TASK STATEMENT:
Look through the listing and report every line that has "label" in it.

SOURCE DATA section start

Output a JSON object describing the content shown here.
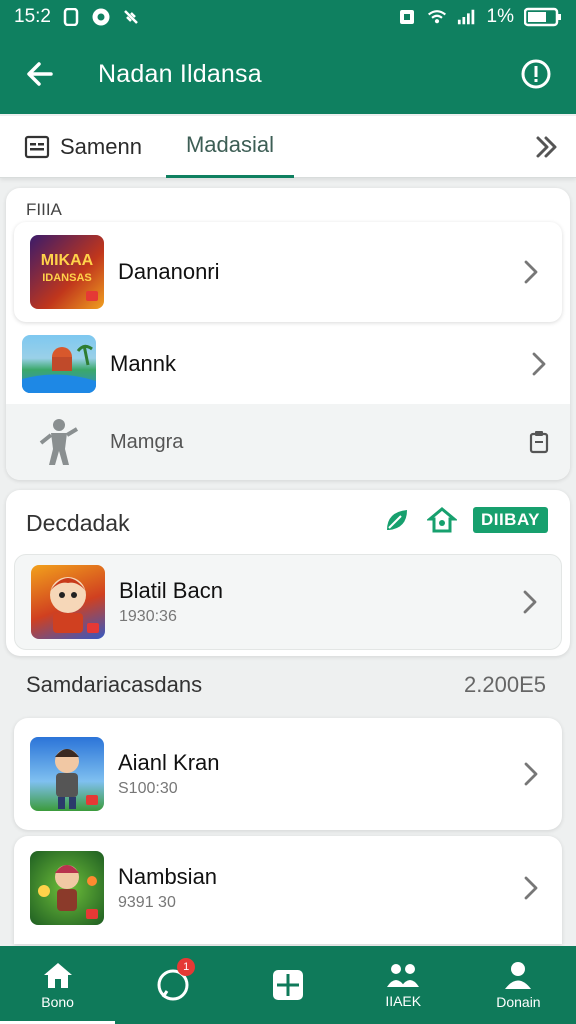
{
  "status_bar": {
    "time": "15:2",
    "battery": "1%"
  },
  "app_bar": {
    "title": "Nadan Ildansa"
  },
  "tabs": [
    {
      "label": "Samenn"
    },
    {
      "label": "Madasial"
    }
  ],
  "section1": {
    "label": "FIIIA",
    "items": [
      {
        "name": "Dananonri",
        "thumb_text": "MIKAA IDANSAS"
      },
      {
        "name": "Mannk"
      },
      {
        "name": "Mamgra"
      }
    ]
  },
  "section2": {
    "label": "Decdadak",
    "badge": "DIIBAY",
    "items": [
      {
        "name": "Blatil Bacn",
        "sub": "1930:36"
      }
    ]
  },
  "section3": {
    "label": "Samdariacasdans",
    "value": "2.200E5",
    "items": [
      {
        "name": "Aianl Kran",
        "sub": "S100:30"
      },
      {
        "name": "Nambsian",
        "sub": "9391 30"
      }
    ]
  },
  "bottom_nav": {
    "items": [
      {
        "label": "Bono"
      },
      {
        "label": ""
      },
      {
        "label": ""
      },
      {
        "label": "IIAEK"
      },
      {
        "label": "Donain"
      }
    ],
    "notif_count": "1"
  }
}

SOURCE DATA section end

RESPONSE TO THE EXERCISE:
      "label": "Samenn"
      "label": "Madasial"
    "label": "FIIIA",
    "label": "Decdadak",
    "label": "Samdariacasdans",
        "label": "Bono"
        "label": ""
        "label": ""
        "label": "IIAEK"
        "label": "Donain"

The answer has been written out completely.